Goal of the exercise:
Count how many lines in the data hold "title". Only the number.

Records shown:
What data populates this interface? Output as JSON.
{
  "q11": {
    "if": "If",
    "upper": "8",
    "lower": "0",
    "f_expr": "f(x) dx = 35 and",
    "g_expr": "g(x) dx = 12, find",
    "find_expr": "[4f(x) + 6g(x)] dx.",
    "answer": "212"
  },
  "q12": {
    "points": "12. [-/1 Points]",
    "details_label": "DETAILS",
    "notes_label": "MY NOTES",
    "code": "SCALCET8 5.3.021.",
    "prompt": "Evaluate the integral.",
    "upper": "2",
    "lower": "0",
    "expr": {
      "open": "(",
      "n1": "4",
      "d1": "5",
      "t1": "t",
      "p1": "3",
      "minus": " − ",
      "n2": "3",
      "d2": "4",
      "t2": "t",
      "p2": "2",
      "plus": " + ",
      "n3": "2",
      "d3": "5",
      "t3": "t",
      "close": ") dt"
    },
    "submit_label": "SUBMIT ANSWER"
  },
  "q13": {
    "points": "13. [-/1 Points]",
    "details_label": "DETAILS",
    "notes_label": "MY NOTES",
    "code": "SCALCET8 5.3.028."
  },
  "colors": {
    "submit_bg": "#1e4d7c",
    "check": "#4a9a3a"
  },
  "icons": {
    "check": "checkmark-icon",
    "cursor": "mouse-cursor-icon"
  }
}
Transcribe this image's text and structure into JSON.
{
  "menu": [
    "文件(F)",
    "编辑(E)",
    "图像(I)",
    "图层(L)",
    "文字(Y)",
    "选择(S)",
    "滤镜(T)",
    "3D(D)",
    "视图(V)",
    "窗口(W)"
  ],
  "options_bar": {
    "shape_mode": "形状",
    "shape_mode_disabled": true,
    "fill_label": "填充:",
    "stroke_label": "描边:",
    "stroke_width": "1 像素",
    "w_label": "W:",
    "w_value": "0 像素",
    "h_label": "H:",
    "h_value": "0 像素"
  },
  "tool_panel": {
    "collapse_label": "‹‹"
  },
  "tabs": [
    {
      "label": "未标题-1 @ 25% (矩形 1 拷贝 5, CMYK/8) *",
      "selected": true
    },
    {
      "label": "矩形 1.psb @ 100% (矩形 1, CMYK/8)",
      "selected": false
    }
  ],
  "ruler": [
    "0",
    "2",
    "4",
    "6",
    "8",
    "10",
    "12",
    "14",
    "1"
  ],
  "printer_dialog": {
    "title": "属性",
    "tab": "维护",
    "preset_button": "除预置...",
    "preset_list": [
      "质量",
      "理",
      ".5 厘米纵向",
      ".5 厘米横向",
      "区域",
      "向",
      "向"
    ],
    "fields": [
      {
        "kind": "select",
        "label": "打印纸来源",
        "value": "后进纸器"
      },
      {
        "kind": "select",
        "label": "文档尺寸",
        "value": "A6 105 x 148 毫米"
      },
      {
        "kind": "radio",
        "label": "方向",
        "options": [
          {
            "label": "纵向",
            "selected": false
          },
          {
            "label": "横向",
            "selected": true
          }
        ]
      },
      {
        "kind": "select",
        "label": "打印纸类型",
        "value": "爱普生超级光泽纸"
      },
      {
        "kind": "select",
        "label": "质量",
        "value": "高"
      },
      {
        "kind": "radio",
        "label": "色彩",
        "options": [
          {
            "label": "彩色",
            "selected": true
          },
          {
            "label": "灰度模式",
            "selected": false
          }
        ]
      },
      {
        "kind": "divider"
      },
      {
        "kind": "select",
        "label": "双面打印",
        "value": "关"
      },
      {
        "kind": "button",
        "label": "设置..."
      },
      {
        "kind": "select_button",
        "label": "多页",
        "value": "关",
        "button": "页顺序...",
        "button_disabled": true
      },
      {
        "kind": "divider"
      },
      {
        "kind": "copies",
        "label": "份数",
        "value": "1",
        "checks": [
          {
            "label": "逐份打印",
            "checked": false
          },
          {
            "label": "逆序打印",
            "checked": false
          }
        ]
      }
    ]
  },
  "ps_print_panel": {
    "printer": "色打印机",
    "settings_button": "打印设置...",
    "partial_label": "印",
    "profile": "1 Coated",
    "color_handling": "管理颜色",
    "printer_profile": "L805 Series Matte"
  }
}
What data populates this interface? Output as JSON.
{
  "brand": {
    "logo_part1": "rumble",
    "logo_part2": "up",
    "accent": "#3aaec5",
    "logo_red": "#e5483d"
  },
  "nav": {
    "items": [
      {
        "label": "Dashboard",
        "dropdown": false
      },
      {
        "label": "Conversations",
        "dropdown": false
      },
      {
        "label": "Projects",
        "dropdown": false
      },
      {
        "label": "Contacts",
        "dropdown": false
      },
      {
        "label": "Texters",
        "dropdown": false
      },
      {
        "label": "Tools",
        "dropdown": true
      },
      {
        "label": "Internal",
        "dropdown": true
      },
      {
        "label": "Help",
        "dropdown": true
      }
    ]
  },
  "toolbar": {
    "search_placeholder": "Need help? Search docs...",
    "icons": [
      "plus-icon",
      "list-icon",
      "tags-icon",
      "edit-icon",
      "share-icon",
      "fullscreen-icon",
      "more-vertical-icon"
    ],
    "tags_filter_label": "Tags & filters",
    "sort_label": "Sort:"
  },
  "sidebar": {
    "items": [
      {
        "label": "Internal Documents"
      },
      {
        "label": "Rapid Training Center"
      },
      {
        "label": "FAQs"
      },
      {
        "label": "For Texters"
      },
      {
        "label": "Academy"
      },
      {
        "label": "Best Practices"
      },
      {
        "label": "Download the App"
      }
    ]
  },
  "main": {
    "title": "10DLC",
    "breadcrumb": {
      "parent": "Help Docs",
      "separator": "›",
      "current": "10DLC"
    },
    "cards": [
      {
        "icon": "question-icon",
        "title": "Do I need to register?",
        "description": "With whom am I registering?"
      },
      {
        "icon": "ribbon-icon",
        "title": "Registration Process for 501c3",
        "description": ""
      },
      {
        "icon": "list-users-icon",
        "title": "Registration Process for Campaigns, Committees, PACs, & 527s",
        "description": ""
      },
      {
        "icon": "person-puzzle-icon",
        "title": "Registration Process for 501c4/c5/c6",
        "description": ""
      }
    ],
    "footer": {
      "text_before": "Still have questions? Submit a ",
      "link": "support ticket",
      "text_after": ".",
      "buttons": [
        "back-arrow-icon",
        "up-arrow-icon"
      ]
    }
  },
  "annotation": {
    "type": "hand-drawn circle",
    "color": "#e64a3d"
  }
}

Expected output:
6